That sentence sort of cuts both ways. Claiming there is “a place for everyone in the divine plan of happiness” sounds more inclusive that the usual LDS sketch of the afterlife. A cynical listener might add some details: Yes, your place is to be a chaste ministering angel to all those eternally procreating couples over there. Don’t complain, at least you’re not going to the Bad Place.

There is not a complete transcript (yet?) and I don’t have time to go through the video sentence by sentence. There was another step back in his remarks toward the very end of the presentation. Maybe I will find it later and put it in the comments. I’ll close with an odd thought that came to me while writing this post.

Generally, children and teens develop their moral sense in terms of simple contrasts: good and bad, right and wrong. Grey areas and nuance generally come later, sometimes well past young adulthood. But on gender and sexuality issues in the LDS Church, there’s a strange inversion. The younger LDS cohort is comfortable with a lot of diversity and a wide range of identities. There is a spectrum and a lot of adjoining grey areas. It’s the older LDS cohort, including the senior leadership, that wants it simple and binary. In some ways, LDS youth are thinking like adults and LDS leaders are thinking like children.

So let’s ponderize this.

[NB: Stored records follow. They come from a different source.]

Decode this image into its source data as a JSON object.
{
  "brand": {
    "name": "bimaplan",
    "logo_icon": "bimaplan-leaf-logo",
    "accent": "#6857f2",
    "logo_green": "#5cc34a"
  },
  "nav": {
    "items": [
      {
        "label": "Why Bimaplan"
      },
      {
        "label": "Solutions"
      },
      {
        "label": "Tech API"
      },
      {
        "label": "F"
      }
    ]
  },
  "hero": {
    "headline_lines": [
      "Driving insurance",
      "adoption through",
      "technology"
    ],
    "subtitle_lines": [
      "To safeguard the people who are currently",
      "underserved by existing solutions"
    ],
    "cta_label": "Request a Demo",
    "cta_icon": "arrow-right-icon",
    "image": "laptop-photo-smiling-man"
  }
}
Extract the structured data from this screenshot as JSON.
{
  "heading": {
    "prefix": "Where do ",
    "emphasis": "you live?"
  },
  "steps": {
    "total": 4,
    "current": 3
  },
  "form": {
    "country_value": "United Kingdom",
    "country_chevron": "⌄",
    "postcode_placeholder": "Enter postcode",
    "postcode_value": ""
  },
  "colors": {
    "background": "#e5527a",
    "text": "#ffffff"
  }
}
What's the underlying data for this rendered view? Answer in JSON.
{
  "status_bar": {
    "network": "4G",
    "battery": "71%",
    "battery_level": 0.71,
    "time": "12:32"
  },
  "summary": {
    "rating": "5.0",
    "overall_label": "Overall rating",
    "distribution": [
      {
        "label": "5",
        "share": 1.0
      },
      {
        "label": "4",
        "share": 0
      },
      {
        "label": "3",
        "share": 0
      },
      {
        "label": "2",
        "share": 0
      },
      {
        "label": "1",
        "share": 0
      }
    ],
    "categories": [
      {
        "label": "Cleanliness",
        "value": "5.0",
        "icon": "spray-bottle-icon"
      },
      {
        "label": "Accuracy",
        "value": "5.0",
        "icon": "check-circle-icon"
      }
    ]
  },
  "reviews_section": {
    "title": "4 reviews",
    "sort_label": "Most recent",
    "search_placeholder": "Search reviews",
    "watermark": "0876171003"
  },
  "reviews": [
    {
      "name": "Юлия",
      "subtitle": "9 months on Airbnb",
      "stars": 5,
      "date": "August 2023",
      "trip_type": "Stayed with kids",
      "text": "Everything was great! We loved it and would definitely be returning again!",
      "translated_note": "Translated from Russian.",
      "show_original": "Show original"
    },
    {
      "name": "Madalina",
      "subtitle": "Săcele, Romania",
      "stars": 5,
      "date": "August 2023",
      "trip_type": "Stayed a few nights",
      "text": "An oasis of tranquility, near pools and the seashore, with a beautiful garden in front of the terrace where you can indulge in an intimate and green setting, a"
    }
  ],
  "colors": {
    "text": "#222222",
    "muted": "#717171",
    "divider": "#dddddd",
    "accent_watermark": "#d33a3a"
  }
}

  • If you saw the devotional live or if you went the extra mile and listened to the video recording, what jumped out at you? On the whole, was it encouraging or discouraging?
  • Based on just the short Newsroom article or the quotes in the OP, same question. Is this encouraging or discouraging? Is there movement or are they digging in their heels?
  • Can LDS leaders who still struggle to talk confidently and coherently about something as straightforward as single parenthood or divorce ever come to grips with the emerging spectrum of gender and sexual identities?
  • Do you agree that the strong hierarchical organization and correlated program of the Church narrows the options that leaders face for policy formulation? And of course the Internet makes it harder than ever to give different messages to different LDS audiences.